They say there’s a novel in all of us. Certainly getting your life from where it started to where it is now, wherever that may be, has been a journey of sorts and much of what you’ve seen, done and learned might not be out of place in a novel.
But getting the ideas out of your head and on to a page, or into a computer, isn’t as straightforward as some would-be writers believe. Even thinking about it can be intimidating. A novel may only start with a word, as illustrated above, but getting started is probably hardest of all.
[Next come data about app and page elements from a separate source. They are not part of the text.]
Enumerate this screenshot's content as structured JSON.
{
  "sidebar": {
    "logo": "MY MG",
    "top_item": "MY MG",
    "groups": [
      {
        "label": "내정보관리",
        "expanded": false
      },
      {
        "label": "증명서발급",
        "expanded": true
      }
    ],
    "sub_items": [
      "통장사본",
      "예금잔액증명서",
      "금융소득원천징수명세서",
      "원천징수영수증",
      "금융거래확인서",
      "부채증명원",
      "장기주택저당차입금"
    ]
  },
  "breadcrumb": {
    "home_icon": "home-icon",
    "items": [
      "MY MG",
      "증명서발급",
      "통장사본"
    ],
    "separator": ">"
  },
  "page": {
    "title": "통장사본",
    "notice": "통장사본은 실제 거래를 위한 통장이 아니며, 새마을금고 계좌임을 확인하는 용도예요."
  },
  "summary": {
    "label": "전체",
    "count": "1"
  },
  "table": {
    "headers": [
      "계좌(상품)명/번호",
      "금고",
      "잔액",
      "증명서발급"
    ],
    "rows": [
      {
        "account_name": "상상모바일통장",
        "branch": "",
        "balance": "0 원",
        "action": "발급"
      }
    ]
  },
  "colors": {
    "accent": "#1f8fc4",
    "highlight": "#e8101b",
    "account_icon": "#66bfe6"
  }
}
Remember the problems Jack Nicholson had in The Shining, pictured above left?
But after listening to those who been part of my creative writing courses over the last ten years or so, and reading some of the superb work they produced, I decided to take the plunge and offer, through the WEA, an opportunity for anybody to write a novel in 12 months.
Those taking part didn’t even need to get out of bed. This was because the lessons were delivered on-line in weekly, two-hour sessions. You didn’t even need to be in the UK, only somewhere on the planet with Broadband.
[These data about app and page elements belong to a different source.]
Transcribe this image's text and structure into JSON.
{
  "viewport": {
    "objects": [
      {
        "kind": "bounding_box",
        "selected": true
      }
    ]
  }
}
You didn’t need any qualifications, a degree or GCSE English. You didn’t need to know about grammar or be a good speller. All the participants needed to do was turn on their computer, access the Internet and download some free software called Zoom. This is like Skype or FaceTime in that they could see me, I could see them and we could talk to each other.
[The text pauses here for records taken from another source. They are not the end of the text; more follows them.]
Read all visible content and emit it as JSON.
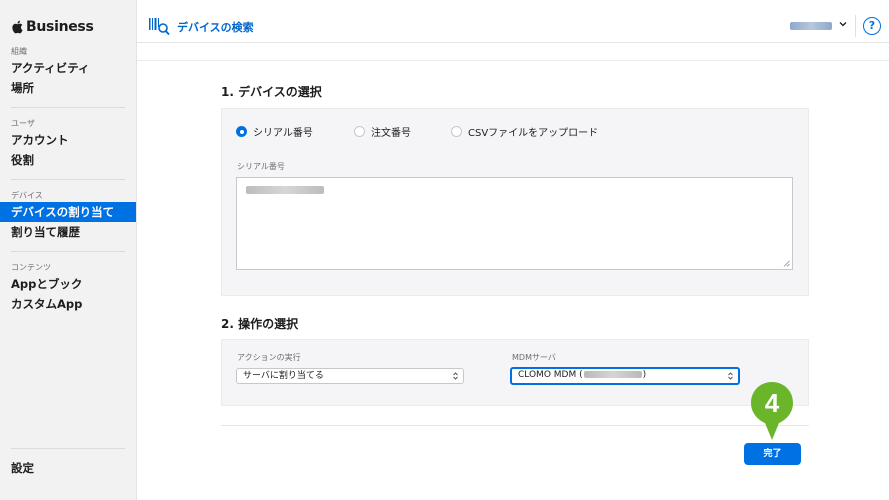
{
  "brand": {
    "name": "Business"
  },
  "sidebar": {
    "groups": [
      {
        "label": "組織",
        "items": [
          "アクティビティ",
          "場所"
        ]
      },
      {
        "label": "ユーザ",
        "items": [
          "アカウント",
          "役割"
        ]
      },
      {
        "label": "デバイス",
        "items": [
          "デバイスの割り当て",
          "割り当て履歴"
        ]
      },
      {
        "label": "コンテンツ",
        "items": [
          "Appとブック",
          "カスタムApp"
        ]
      }
    ],
    "active_item": "デバイスの割り当て",
    "settings_label": "設定"
  },
  "header": {
    "title": "デバイスの検索",
    "help_label": "?"
  },
  "section1": {
    "title": "1. デバイスの選択",
    "radio_options": [
      {
        "label": "シリアル番号",
        "selected": true
      },
      {
        "label": "注文番号",
        "selected": false
      },
      {
        "label": "CSVファイルをアップロード",
        "selected": false
      }
    ],
    "field_label": "シリアル番号"
  },
  "section2": {
    "title": "2. 操作の選択",
    "action": {
      "label": "アクションの実行",
      "value": "サーバに割り当てる"
    },
    "mdm": {
      "label": "MDMサーバ",
      "value_prefix": "CLOMO MDM (",
      "value_suffix": ")"
    }
  },
  "done_button": {
    "label": "完了"
  },
  "step_badge": {
    "number": "4"
  },
  "colors": {
    "accent": "#0071e3",
    "badge": "#6ab52a",
    "sidebar_bg": "#f2f2f2"
  }
}
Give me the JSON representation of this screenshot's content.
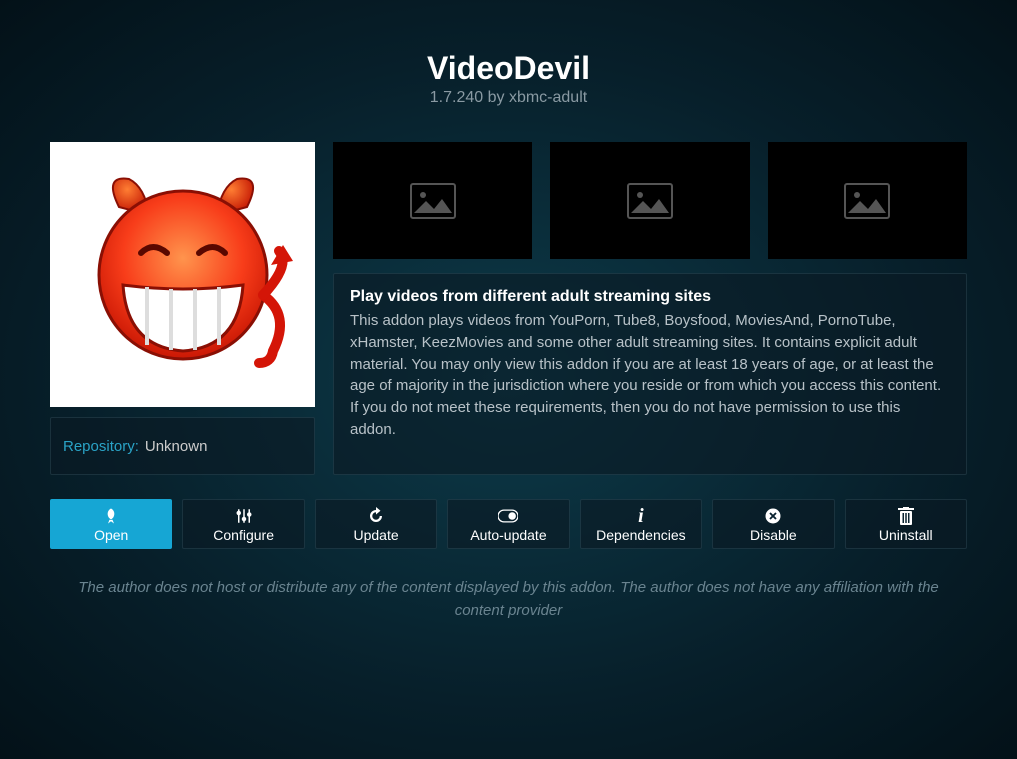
{
  "header": {
    "title": "VideoDevil",
    "subtitle": "1.7.240 by xbmc-adult"
  },
  "repository": {
    "label": "Repository:",
    "value": "Unknown"
  },
  "description": {
    "title": "Play videos from different adult streaming sites",
    "body": "This addon plays videos from YouPorn, Tube8, Boysfood, MoviesAnd, PornoTube, xHamster, KeezMovies and some other adult streaming sites. It contains explicit adult material. You may only view this addon if you are at least 18 years of age, or at least the age of majority in the jurisdiction where you reside or from which you access this content. If you do not meet these requirements, then you do not have permission to use this addon."
  },
  "actions": {
    "open": "Open",
    "configure": "Configure",
    "update": "Update",
    "autoupdate": "Auto-update",
    "dependencies": "Dependencies",
    "disable": "Disable",
    "uninstall": "Uninstall"
  },
  "disclaimer": "The author does not host or distribute any of the content displayed by this addon. The author does not have any affiliation with the content provider"
}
Back-up material was posted each week which was downloadable from a private, but dedicated website along with reading suggestions. The numbers on the course were limited.
There were four different courses ranging from planning to editing. There was a free taster session at the beginning of April followed by a six-week course covering planning and research. A follow-up, five-week course began on 13 June and there was a day-long workshop in August. The next course began in October, the last is scheduled for February 2019.
We started with 25 enthusiastic, would-be novelists, but predictably the numbers fell away as life got in the way. For some, the venture was highly appealing, but once they got going it proved more overwhelming than they believed possible.
Five have stuck at it. Their ideas are all workable and I have high hopes that they will all complete workmanlike drafts that have an even chance in the tough world of publishing.